Robert Heinlein wrote the outline and some index cards for Variable Star in 1955, but never wrote the novel. It was discovered in 2003 and given to Spider Robinson, Heinlein's friend and a great science fiction author himself, to complete.
The blend is ...more
This may set the record for my quickest time reading a Heinlein novel. I finished reading it at about 2:30AM this morning. I would say it is safe to say that I enjoyed this novel that seems to float between revered and rejected by the Science Fiction community.
In all honesty, I have trouble considering it really a Heinlein novel, as it was written based on 7 pages of outline, a handful of index cards, and a familiarity with Heinlein's voice and style. It d ...more
Bright teenager Joel Johnston learns something surprising about his beautiful girlfriend, and in consequence makes a rash decision that affects his own future and (indirectly) all of humanity.
I don't know that I've read much Spider Robinson before; maybe a few of his Callahan stories. I have read a lot of Robert Heinlein - most of what there is to read. So I can say with a high degree of confidence that Robinson did a masterful job of producing a new Heinlein nov ...more
And, the plot was compelling and possessed of many unexpected twists, even if meandering at times. Lots of stock RAH characters: the irreverent geniuses, the TANSTAAFL-believing rugged individualists, etc.
The bad: How can I put this? Bluntly, I guess! Heinlein wasn't just an atheist, ...more
This was a book based on a portion of an outline and some notes discovered after Heinlein's death, and written by Spider Robinson.
I was sad that Robinson didn't delve into the various social structures as much as Heinlein would have, so he missed out on what could have been some thought-provoking moments. He also failed to say anything insightful about oh, the end of all human ...more
I really enjoyed this book. Robinson has a wonderful sense of ...more
Robert A. Heinlein
"Finishing" a book left by a dead author almost never works out. While Variable Star was written by Spider Robinson from notes left by the science-fiction superstar, it comes across as more of an homage than a bastard novel.
Joel Johnston is a college student on Earth, hailing fro ...more
Set in an off-shoot of the Future History novels, so you will recognize a few names and places: New Frontiers, Leslie LaCroix, Andrew Jackson (Libby, one presumes, since he designs a ...more
The protagonist is Joel, who has just graduated from high school (or its future equivalent) and is awaiting a scholarship acceptance so that he may study to be a composer. His high school sweetheart Jinny wants to get married, but he is so poor he cannot justify it. Then Jinny reveals she actually Jinny Conrad, t ...more
That was the case here. Spider Robinson took 7 or 8 pages of an outline RAH left behind, and fleshed it out into a novel.
In this case however, I thought it was great. I saw the footprints of SR all over it, but it didnt bother me at all. The story had plenty of familiar elements from other RAH books, without feeling like a rehashing of the events of previous ...more

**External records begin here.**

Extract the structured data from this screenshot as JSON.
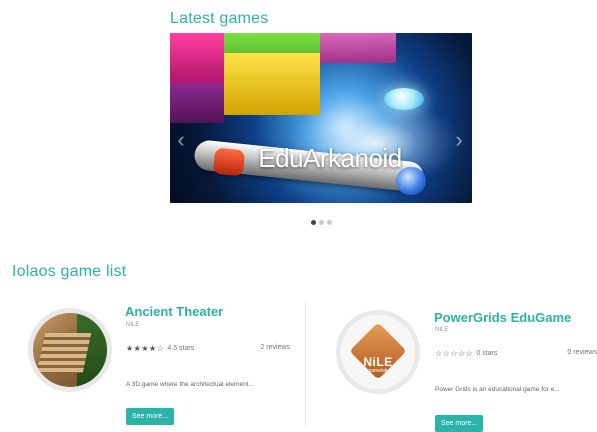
{
  "latest": {
    "heading": "Latest games",
    "slide_title": "EduArkanoid",
    "prev_glyph": "‹",
    "next_glyph": "›",
    "slide_count": 3,
    "active_slide": 1
  },
  "list": {
    "heading": "Iolaos game list",
    "cards": [
      {
        "title": "Ancient Theater",
        "author": "NILE",
        "stars_display": "★★★★☆",
        "rating_text": "4.5 stars",
        "reviews": "2 reviews",
        "description": "A 3D game where the architectual element...",
        "button": "See more..."
      },
      {
        "title": "PowerGrids EduGame",
        "author": "NILE",
        "stars_display": "☆☆☆☆☆",
        "rating_text": "0 stars",
        "reviews": "0 reviews",
        "description": "Power Grids is an educational game for e...",
        "button": "See more...",
        "logo_text": "NiLE",
        "logo_subtext": "gamelab"
      }
    ]
  },
  "colors": {
    "accent": "#2bb3a8",
    "dot_active": "#444444",
    "dot_inactive": "#c9c9c9"
  }
}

It is well that Robinson does not purport to have created a Heinlein novel. There were too many swears, for one thing, which I thought needlessly disrupted the Heinleinian feel. (I'm not opposed to swearing, but one simply does not picture a Heinlein character uttering an oath stronger than, "bushwah!" or, in great extremity, "damn it all!") And too much o ...more
It does, at times, get a little straight-forward or convenient, and did feel like it rushed towards the 'end' a bit. But ...more
The only thing that kept me from giving this book 5 stars was the "deus ex machina" Robinson pulls near the end of the novel and just barely gives a possibly believable reason for. Other than that the way Robinson and Heinlein so smoothly blend ...more
This takes a quick turn for wrenching after a very engaging start, and then ultimately becomes very redeeming. This is a wonderfully human story with a good amount of science (or fantasy dressed up as science) gee-wow.
The author's ending anecdotes of ghost experiences are very fascinating, too (and to me, convincing--I've no reason to doubt him).
Of particular note, or something I particularly appreciated in this book, is its cynical take on how popular approac ...more
A never-before-published masterpiece from science fiction's greatest writer, rediscovered after more than half a century.
When Joel Johnston first met Jinny Hamilton, it seemed like a dream come true. And when she finally agreed to marry him, he felt like the luckiest man in the universe.
There was just one small problem. He was broke. His only goal in life was to become a composer, and he knew it would take years before he was earning enough to support a family.
But Jinny wasn't willing to wait.
He set a high standard for science and engineering plausibility and helped to raise the genre's standards of literary quality. He was the first SF writer to break into mainstre ...more